** Problem to solve **
Search the data for the word "value" and copy every line that contains it.

** Available data **

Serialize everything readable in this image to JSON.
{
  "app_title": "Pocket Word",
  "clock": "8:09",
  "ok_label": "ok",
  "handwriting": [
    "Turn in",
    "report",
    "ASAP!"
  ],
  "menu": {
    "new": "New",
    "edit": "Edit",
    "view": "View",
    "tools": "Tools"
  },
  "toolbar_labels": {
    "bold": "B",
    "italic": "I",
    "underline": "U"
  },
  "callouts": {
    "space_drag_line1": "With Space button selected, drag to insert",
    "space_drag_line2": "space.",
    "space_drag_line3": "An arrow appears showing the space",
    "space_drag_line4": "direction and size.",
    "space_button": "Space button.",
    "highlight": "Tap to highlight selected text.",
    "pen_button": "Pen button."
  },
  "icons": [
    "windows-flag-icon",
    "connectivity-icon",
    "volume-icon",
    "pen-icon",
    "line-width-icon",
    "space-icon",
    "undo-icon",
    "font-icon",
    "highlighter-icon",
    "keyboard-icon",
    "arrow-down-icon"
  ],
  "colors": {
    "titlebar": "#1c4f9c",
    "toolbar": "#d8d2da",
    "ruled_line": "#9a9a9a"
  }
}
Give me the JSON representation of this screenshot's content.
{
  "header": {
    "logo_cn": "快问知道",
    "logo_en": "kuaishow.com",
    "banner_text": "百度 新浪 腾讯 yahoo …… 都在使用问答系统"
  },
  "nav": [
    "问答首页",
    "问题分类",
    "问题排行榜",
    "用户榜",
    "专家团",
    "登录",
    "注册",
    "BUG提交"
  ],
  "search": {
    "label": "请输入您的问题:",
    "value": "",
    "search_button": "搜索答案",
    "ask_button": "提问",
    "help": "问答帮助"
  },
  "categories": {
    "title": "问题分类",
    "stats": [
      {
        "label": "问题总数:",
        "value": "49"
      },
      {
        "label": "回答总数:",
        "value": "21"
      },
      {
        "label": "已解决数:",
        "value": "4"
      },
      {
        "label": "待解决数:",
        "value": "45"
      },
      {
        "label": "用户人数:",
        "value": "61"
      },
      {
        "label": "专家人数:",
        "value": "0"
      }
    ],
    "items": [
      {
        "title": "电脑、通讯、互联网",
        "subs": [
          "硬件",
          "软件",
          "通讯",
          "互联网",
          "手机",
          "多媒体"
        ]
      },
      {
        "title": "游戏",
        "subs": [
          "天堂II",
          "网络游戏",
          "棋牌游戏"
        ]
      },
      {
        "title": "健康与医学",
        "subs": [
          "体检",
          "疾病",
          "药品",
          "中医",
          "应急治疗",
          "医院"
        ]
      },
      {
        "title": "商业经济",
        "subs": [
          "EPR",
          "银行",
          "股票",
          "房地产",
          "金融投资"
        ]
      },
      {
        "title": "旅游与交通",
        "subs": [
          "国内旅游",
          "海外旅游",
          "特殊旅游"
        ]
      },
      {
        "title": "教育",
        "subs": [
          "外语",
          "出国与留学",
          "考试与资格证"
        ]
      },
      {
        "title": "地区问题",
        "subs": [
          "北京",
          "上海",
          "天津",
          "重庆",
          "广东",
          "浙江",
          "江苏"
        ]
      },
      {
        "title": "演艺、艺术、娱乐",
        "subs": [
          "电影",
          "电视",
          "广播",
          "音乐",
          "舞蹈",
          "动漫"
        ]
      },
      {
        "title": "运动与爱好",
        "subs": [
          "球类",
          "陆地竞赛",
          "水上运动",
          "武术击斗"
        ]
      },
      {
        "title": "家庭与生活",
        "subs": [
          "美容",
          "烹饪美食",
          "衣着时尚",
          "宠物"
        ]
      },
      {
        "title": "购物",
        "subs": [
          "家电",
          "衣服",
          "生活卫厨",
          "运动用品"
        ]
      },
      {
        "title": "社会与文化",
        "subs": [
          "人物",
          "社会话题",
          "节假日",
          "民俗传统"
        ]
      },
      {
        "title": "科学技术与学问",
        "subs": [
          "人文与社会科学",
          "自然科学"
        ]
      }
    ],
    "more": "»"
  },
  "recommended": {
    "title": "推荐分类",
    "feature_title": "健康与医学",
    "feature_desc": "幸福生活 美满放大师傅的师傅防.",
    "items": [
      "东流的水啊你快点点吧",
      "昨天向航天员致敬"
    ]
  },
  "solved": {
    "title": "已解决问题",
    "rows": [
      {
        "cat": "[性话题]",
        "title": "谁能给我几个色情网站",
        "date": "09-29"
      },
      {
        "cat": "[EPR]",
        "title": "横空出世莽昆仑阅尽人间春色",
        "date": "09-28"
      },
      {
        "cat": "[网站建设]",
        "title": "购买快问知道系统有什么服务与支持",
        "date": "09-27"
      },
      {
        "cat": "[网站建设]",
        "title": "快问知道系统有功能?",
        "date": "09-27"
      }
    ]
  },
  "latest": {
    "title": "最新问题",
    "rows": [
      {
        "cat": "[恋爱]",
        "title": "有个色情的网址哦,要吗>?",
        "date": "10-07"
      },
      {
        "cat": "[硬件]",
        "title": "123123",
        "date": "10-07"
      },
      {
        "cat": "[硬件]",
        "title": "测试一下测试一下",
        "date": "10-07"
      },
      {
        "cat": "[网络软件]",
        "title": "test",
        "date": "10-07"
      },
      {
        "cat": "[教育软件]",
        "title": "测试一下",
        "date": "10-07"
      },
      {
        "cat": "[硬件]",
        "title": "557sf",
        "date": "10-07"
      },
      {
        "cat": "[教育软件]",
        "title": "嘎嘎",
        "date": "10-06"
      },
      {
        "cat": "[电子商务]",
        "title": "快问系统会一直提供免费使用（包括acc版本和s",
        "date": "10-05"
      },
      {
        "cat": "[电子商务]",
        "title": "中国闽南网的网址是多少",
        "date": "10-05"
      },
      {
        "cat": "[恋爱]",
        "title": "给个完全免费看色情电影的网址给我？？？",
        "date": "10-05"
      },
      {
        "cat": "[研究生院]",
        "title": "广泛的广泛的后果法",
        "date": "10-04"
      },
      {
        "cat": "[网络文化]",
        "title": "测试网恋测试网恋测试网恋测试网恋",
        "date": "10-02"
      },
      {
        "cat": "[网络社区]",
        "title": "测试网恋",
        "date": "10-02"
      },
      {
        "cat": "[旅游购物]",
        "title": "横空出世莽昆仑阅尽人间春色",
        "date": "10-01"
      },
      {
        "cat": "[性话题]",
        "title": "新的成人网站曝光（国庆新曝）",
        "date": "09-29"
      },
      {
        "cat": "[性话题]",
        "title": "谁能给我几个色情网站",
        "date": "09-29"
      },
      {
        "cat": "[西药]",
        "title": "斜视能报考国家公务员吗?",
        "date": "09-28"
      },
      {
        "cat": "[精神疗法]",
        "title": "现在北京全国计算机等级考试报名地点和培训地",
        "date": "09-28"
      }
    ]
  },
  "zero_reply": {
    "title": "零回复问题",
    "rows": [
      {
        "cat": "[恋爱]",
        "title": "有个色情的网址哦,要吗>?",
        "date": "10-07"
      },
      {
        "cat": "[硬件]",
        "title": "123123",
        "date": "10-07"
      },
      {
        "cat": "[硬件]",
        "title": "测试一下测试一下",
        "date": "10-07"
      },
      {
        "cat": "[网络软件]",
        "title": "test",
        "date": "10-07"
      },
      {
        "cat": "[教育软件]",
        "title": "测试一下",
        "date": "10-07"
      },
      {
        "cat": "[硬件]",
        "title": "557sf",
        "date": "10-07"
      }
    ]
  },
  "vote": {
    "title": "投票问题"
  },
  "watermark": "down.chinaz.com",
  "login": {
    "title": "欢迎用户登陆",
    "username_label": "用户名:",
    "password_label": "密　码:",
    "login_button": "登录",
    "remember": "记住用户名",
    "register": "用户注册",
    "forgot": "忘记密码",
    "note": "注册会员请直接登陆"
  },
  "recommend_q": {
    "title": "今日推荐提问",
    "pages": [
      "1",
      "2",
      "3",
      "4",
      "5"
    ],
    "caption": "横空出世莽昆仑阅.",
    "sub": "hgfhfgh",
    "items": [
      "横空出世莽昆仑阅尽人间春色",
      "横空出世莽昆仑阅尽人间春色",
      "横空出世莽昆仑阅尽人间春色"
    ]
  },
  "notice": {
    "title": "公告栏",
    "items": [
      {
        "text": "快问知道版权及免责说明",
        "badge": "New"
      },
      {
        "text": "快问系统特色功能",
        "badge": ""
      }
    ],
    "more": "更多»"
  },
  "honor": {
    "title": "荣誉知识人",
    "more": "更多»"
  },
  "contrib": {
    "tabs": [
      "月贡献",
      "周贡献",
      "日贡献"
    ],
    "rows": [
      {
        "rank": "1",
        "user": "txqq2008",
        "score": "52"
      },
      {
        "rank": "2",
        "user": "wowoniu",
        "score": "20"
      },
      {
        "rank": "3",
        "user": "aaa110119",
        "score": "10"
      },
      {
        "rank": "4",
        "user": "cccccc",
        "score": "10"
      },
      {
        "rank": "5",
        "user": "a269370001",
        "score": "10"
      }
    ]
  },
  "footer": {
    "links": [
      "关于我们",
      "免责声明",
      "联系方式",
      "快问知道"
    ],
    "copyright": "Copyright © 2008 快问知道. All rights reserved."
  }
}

** Answer section **
    "value": "",
        "value": "49"
        "value": "21"
        "value": "4"
        "value": "45"
        "value": "61"
        "value": "0"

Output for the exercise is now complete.